4. organize front groups
4. Organize front groups
The cultural dimension that measures how well a society tolerates ambiguity is?
Uncertainty Avoidance
The refusal to buy products or services of an "offending" company is a?
Advocacy ads are most common in?
Grassroots lobbying
The effort of American government to be the major disseminator of information around the world is called:
Public diplomacy
The public increasingly viewed as most important for corporations and nonprofits alike is:
What is not among the nation's most influential (top five) lobbying groups?
1. American Israel Public Affairs Committee
2. American Association of Retired Persons
3. Partnership for a Drug Free America
4. National Rifle Association
3. Partnership for a Drug Free America
Which is not a basic objective for U.S. firms working for foreign governments?
1. Encourage trade
2. Generate tourism
3. Change attitudes and behaviors of dissident factions
4. Influence U.S. foreign policy

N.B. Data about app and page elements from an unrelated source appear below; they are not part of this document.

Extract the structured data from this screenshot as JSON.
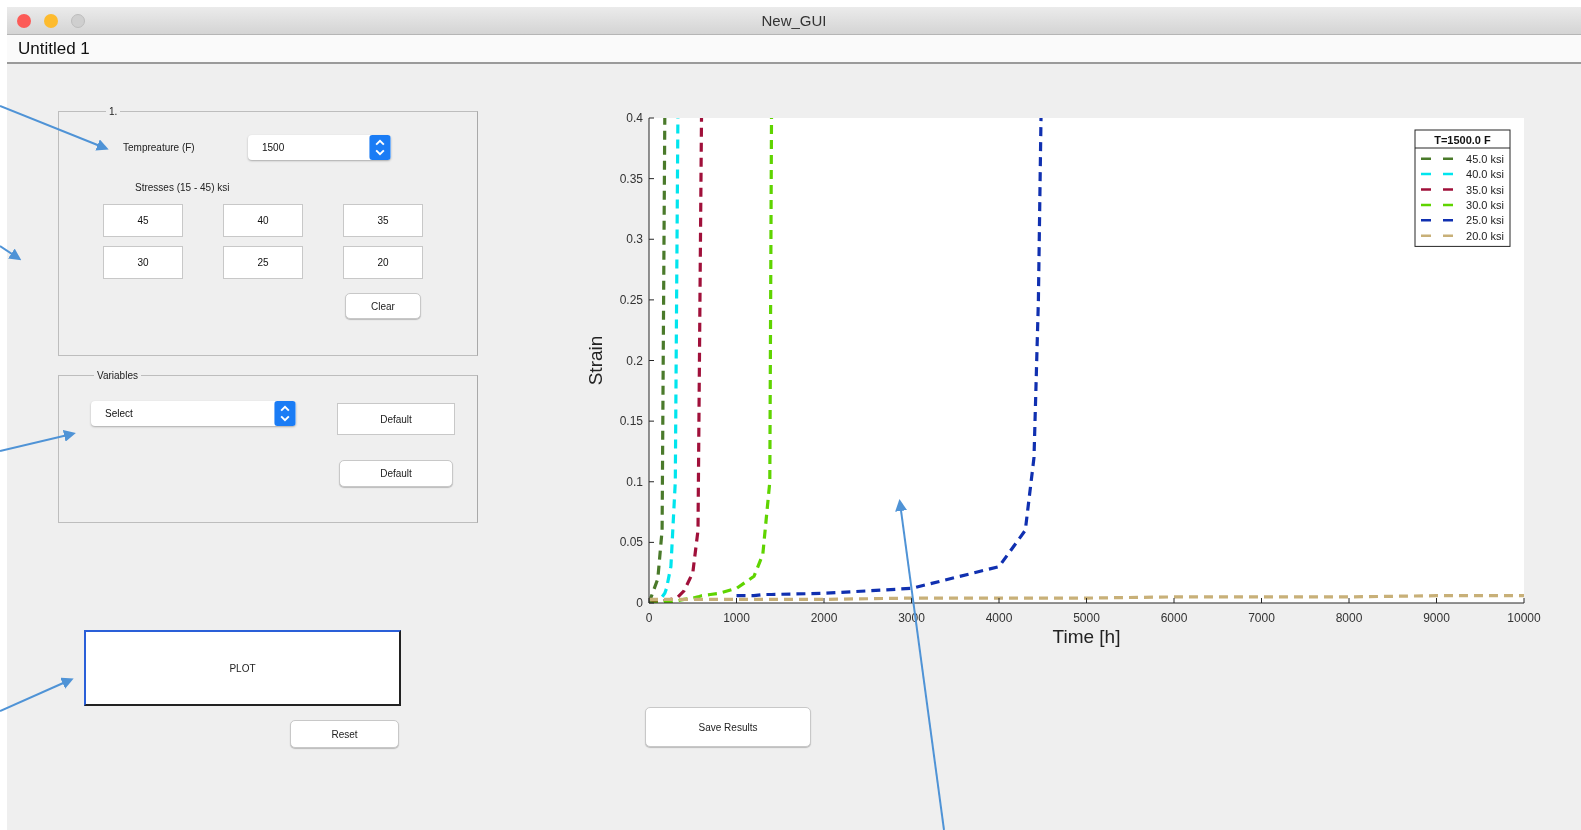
{
  "window": {
    "title": "New_GUI"
  },
  "document_tab": {
    "title": "Untitled 1"
  },
  "panel_1": {
    "title": "1.",
    "temperature_label": "Tempreature (F)",
    "temperature_popup": {
      "value": "1500"
    },
    "stresses_label": "Stresses (15 -  45) ksi",
    "stress_fields": [
      {
        "value": "45"
      },
      {
        "value": "40"
      },
      {
        "value": "35"
      },
      {
        "value": "30"
      },
      {
        "value": "25"
      },
      {
        "value": "20"
      }
    ],
    "clear_button": "Clear"
  },
  "variables_panel": {
    "title": "Variables",
    "variable_popup": {
      "value": "Select"
    },
    "default_field": {
      "value": "Default"
    },
    "default_button": "Default"
  },
  "plot_button": "PLOT",
  "reset_button": "Reset",
  "plot": {
    "chart_data": {
      "type": "line",
      "legend": {
        "title": "T=1500.0 F"
      },
      "xlabel": "Time [h]",
      "ylabel": "Strain",
      "xlim": [
        0,
        10000
      ],
      "ylim": [
        0,
        0.4
      ],
      "xticks": [
        0,
        1000,
        2000,
        3000,
        4000,
        5000,
        6000,
        7000,
        8000,
        9000,
        10000
      ],
      "yticks": [
        0,
        0.05,
        0.1,
        0.15,
        0.2,
        0.25,
        0.3,
        0.35,
        0.4
      ],
      "x": [
        0,
        100,
        150,
        180,
        200,
        250,
        300,
        330,
        400,
        500,
        560,
        600,
        700,
        800,
        1000,
        1200,
        1300,
        1380,
        1400,
        2000,
        3000,
        4000,
        4300,
        4400,
        4450,
        4480,
        5000,
        6000,
        7000,
        8000,
        9000,
        10000
      ],
      "series": [
        {
          "name": "45.0 ksi",
          "color": "#4a7a2a",
          "line_style": "dashed",
          "values": [
            0,
            0.02,
            0.06,
            0.4,
            null,
            null,
            null,
            null,
            null,
            null,
            null,
            null,
            null,
            null,
            null,
            null,
            null,
            null,
            null,
            null,
            null,
            null,
            null,
            null,
            null,
            null,
            null,
            null,
            null,
            null,
            null,
            null
          ]
        },
        {
          "name": "40.0 ksi",
          "color": "#00e5ee",
          "line_style": "dashed",
          "values": [
            0,
            0.002,
            0.005,
            0.008,
            0.012,
            0.03,
            0.1,
            0.4,
            null,
            null,
            null,
            null,
            null,
            null,
            null,
            null,
            null,
            null,
            null,
            null,
            null,
            null,
            null,
            null,
            null,
            null,
            null,
            null,
            null,
            null,
            null,
            null
          ]
        },
        {
          "name": "35.0 ksi",
          "color": "#a0103a",
          "line_style": "dashed",
          "values": [
            0,
            0.001,
            0.001,
            0.002,
            0.002,
            0.003,
            0.004,
            0.005,
            0.01,
            0.025,
            0.06,
            0.4,
            null,
            null,
            null,
            null,
            null,
            null,
            null,
            null,
            null,
            null,
            null,
            null,
            null,
            null,
            null,
            null,
            null,
            null,
            null,
            null
          ]
        },
        {
          "name": "30.0 ksi",
          "color": "#5fd400",
          "line_style": "dashed",
          "values": [
            0,
            0,
            0,
            0.001,
            0.001,
            0.001,
            0.002,
            0.002,
            0.003,
            0.004,
            0.005,
            0.006,
            0.007,
            0.008,
            0.012,
            0.022,
            0.04,
            0.1,
            0.4,
            null,
            null,
            null,
            null,
            null,
            null,
            null,
            null,
            null,
            null,
            null,
            null,
            null
          ]
        },
        {
          "name": "25.0 ksi",
          "color": "#1030b0",
          "line_style": "dashed",
          "values": [
            null,
            null,
            null,
            null,
            null,
            null,
            null,
            null,
            null,
            null,
            null,
            null,
            null,
            null,
            0.006,
            0.006,
            0.007,
            0.007,
            0.007,
            0.008,
            0.012,
            0.03,
            0.06,
            0.12,
            0.25,
            0.4,
            null,
            null,
            null,
            null,
            null,
            null
          ]
        },
        {
          "name": "20.0 ksi",
          "color": "#c8b078",
          "line_style": "dashed",
          "values": [
            0.003,
            0.003,
            0.003,
            0.003,
            0.003,
            0.003,
            0.003,
            0.003,
            0.003,
            0.003,
            0.003,
            0.003,
            0.003,
            0.003,
            0.003,
            0.003,
            0.003,
            0.003,
            0.003,
            0.003,
            0.004,
            0.004,
            0.004,
            0.004,
            0.004,
            0.004,
            0.004,
            0.005,
            0.005,
            0.005,
            0.006,
            0.006
          ]
        }
      ]
    }
  },
  "save_button": "Save Results"
}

3. Change attitudes and behaviors of dissident factions
Which is not a key social issue in the workplace?
1. Health insurance
2. Employee loyalty
3. Networking
3r. Sexual harassment
3. Networking
Former legislators and officials who capitalize on their connections and charge large counseling fees are known as:
Influence peddlers
International public relations growth has primarily been influence by:
Social change
Dannon yogurts support of the National Wildlife Federation (15% of all products) is a form of:
Cause-related marketing
The use of front groups is often referred to as:
Stealth lobbying
With regard to issues such as labor, health and the environment, nongovernmental organizations are perceived by the public as:
more credible than the media